Welcome to the inaugural post on Doomorama.com. I’d be surprised if anyone other than me ever reads this, but that’s all according to plan.
Released in 1974 by Power Records, Planet of the Apes was the first of four “listen and read along” adaptations based on the series of films. It featured a 20-page full color comic, accompanied by 7″ 45rpm record with dramatized narration and musical soundtrack.
Produced under the auspices of the Federal Civil Defense Administration in 1956, Warning Red is a little different from the myriad of other Civil Defense films in that it uses a dramatization of an atomic attack and its immediate aftermath to demonstrate the value of being prepared for such an event.
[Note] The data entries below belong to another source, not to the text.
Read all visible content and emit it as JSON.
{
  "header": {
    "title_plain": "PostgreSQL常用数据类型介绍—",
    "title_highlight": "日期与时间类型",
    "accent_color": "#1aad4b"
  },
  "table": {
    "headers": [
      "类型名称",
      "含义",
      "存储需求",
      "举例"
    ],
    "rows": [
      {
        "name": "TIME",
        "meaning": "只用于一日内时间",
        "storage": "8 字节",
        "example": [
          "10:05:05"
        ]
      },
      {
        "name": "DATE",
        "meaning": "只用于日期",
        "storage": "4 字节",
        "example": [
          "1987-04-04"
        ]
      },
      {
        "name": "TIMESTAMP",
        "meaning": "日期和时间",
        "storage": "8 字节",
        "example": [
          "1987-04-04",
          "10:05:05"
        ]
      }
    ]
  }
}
A Fire in the Sky debuted on NBC in 1978. It follows astronomer Jason Voight as he tries to impress on politicians and the public the danger of an impending comet strike on the city of Phoenix.
Hosted by Derek, Steph, and Shawn of PostApocalypticMedia.com, the Post Apocalyptic Media podcast is your number one source for all the latest post-apocalyptic genre news.
If you call yourself a fan of the post-apocalyptic genre and you haven’t seen Threads, then something is wrong with you. Luckily, I can help with that.
On a recent episode of the Atomic Hobo podcast, Julie McDowall got to interview the director of the greatest post-nuclear war film of all time, Threads.
Released in 1946, One World or None is regarded as the first “atomic scare” film, and portrays the horrors of the use of nuclear weapons.
This “what-if” episode imagines what would happen in the event of a nuclear strike on Los Angeles.
Ark II is an American live-action science fiction series, aimed at children, that aired on CBS, beginning and ending in 1976, as part of its Saturday morning line-up. Only 15 half-hour episodes of Ark II were ever produced; however, these episodes were re-run by the CBS television network for several years.